PhD defence: Effects of Roux-en-Y Gastric Bypass and Sleeve Gastrectomy on Food Preferences


Mette Søndergaard Nielsen 

PhD thesis

Bariatric surgery leads to a substantial decrease in energy intake and subsequent weight loss. It is unclear, whether the decrease in energy intake is simply due to eating smaller portions of the same food items or a shift in food preferences and choices towards less energy-dense foods. Changes in food preferences have been reported in several studies; however, the evidence is based on indirect measurements such as food records, questionnaires, and interviews, which are prone to inaccuracy.

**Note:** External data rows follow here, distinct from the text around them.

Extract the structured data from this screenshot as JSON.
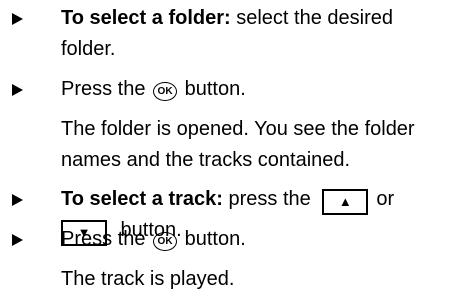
{
  "instructions": {
    "step1": {
      "label": "To select a folder:",
      "text_a": " select the desired",
      "text_b": "folder."
    },
    "step2": {
      "before": "Press the ",
      "icon": "OK",
      "after": " button."
    },
    "result2": {
      "line1": "The folder is opened. You see the folder",
      "line2": "names and the tracks contained."
    },
    "step3": {
      "label": "To select a track:",
      "text_a": " press the ",
      "up_key": "▲",
      "or": "or",
      "down_key": "▼",
      "text_b": " button."
    },
    "step4": {
      "before": "Press the ",
      "icon": "OK",
      "after": " button."
    },
    "result4": {
      "line1": "The track is played."
    }
  }
}
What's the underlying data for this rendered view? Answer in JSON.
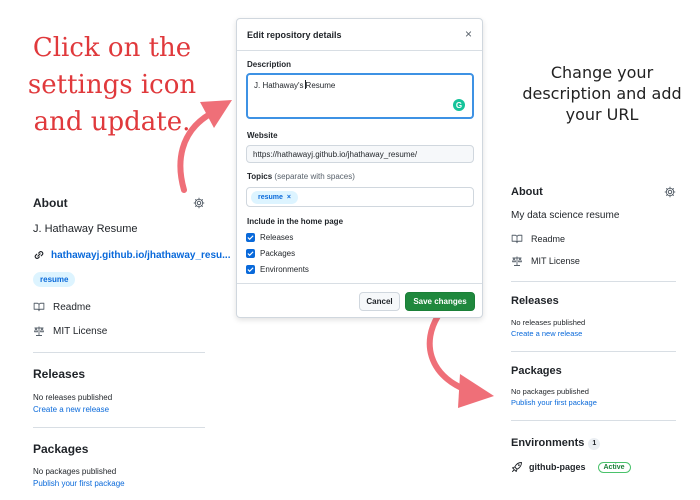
{
  "annotations": {
    "left_instruction": "Click on the settings icon and update.",
    "right_instruction": "Change your description and add your URL"
  },
  "left_sidebar": {
    "about": {
      "heading": "About",
      "description": "J. Hathaway Resume",
      "website": "hathawayj.github.io/jhathaway_resu...",
      "topic": "resume",
      "readme": "Readme",
      "license": "MIT License"
    },
    "releases": {
      "heading": "Releases",
      "empty": "No releases published",
      "link": "Create a new release"
    },
    "packages": {
      "heading": "Packages",
      "empty": "No packages published",
      "link": "Publish your first package"
    }
  },
  "dialog": {
    "title": "Edit repository details",
    "description_label": "Description",
    "description_value_before_caret": "J. Hathaway's",
    "description_value_after_caret": "Resume",
    "grammarly_glyph": "G",
    "website_label": "Website",
    "website_value": "https://hathawayj.github.io/jhathaway_resume/",
    "topics_label": "Topics",
    "topics_hint": "(separate with spaces)",
    "topics": [
      "resume"
    ],
    "topic_remove_glyph": "×",
    "include_label": "Include in the home page",
    "checkboxes": [
      {
        "label": "Releases",
        "checked": true
      },
      {
        "label": "Packages",
        "checked": true
      },
      {
        "label": "Environments",
        "checked": true
      }
    ],
    "cancel_label": "Cancel",
    "save_label": "Save changes",
    "close_glyph": "×"
  },
  "right_sidebar": {
    "about": {
      "heading": "About",
      "description": "My data science resume",
      "readme": "Readme",
      "license": "MIT License"
    },
    "releases": {
      "heading": "Releases",
      "empty": "No releases published",
      "link": "Create a new release"
    },
    "packages": {
      "heading": "Packages",
      "empty": "No packages published",
      "link": "Publish your first package"
    },
    "environments": {
      "heading": "Environments",
      "count": "1",
      "name": "github-pages",
      "status": "Active"
    }
  },
  "colors": {
    "annotation_red": "#e0393c",
    "arrow_pink": "#ef6f78",
    "link_blue": "#0969da",
    "save_green": "#1f883d",
    "focus_blue": "#3e92e4"
  }
}
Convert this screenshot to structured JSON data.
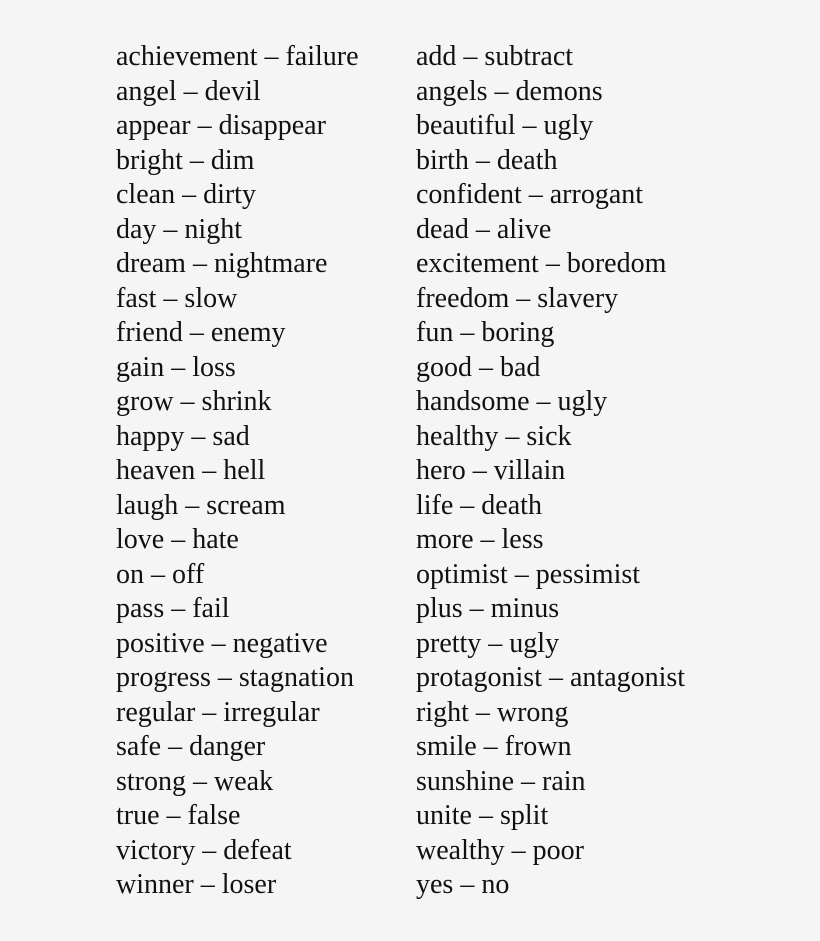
{
  "columns": [
    [
      "achievement – failure",
      "angel – devil",
      "appear – disappear",
      "bright – dim",
      "clean – dirty",
      "day – night",
      "dream – nightmare",
      "fast – slow",
      "friend – enemy",
      "gain – loss",
      "grow – shrink",
      "happy – sad",
      "heaven – hell",
      "laugh – scream",
      "love – hate",
      "on – off",
      "pass – fail",
      "positive – negative",
      "progress – stagnation",
      "regular – irregular",
      "safe – danger",
      "strong – weak",
      "true – false",
      "victory – defeat",
      "winner – loser"
    ],
    [
      "add – subtract",
      "angels – demons",
      "beautiful – ugly",
      "birth – death",
      "confident – arrogant",
      "dead – alive",
      "excitement – boredom",
      "freedom – slavery",
      "fun – boring",
      "good – bad",
      "handsome – ugly",
      "healthy – sick",
      "hero – villain",
      "life – death",
      "more – less",
      "optimist – pessimist",
      "plus – minus",
      "pretty – ugly",
      "protagonist – antagonist",
      "right – wrong",
      "smile – frown",
      "sunshine – rain",
      "unite – split",
      "wealthy – poor",
      "yes – no"
    ]
  ]
}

The overall aim of this thesis was to investigate changes in food preferences after bariatric surgery using an ad libitum buffet meal test targeting direct behaviour. Furthermore, to investigate potential mechanisms behind changes in food preferences, sweet taste sensitivity and the hedonic evaluation of sweet, savoury and fatty food stimuli were assessed before and after bariatric surgery. In a subsample, we also investigated the effect of surgery on food reward using functional magnetic resonance imaging.

2019, 162 pages.


16 January 2019, 13:00


Festauditoriet (aud. A1-01.01),
Bülowsvej 17, 1870 Frederiksberg C


Professor Inge Tetens (chair), Department of Nutrition, Exercise and Sports, University of Copenhagen, Denmark.

Professor of Nutrition Barbara Livingstone, Ulster university, UK.

Senior Clinical Lecturer Alexander Miras, Imperial College, London.


Professor Anders Sjödin, Department of Nutrition, Exercise and Sports, University of Copenhagen, Denmark.


Julie Berg Schmidt, PhD, Novo Nordisk A/S, Denmark.

Professor Carel W. le Roux, MD, PhD, Investigative Science, Imperial College London, UK & Diabetes Complications Research Centre, University College Dublin, Ireland.

The thesis is available for inspection at the library, Nørre Allé 51, DK-2200 Copenhagen N.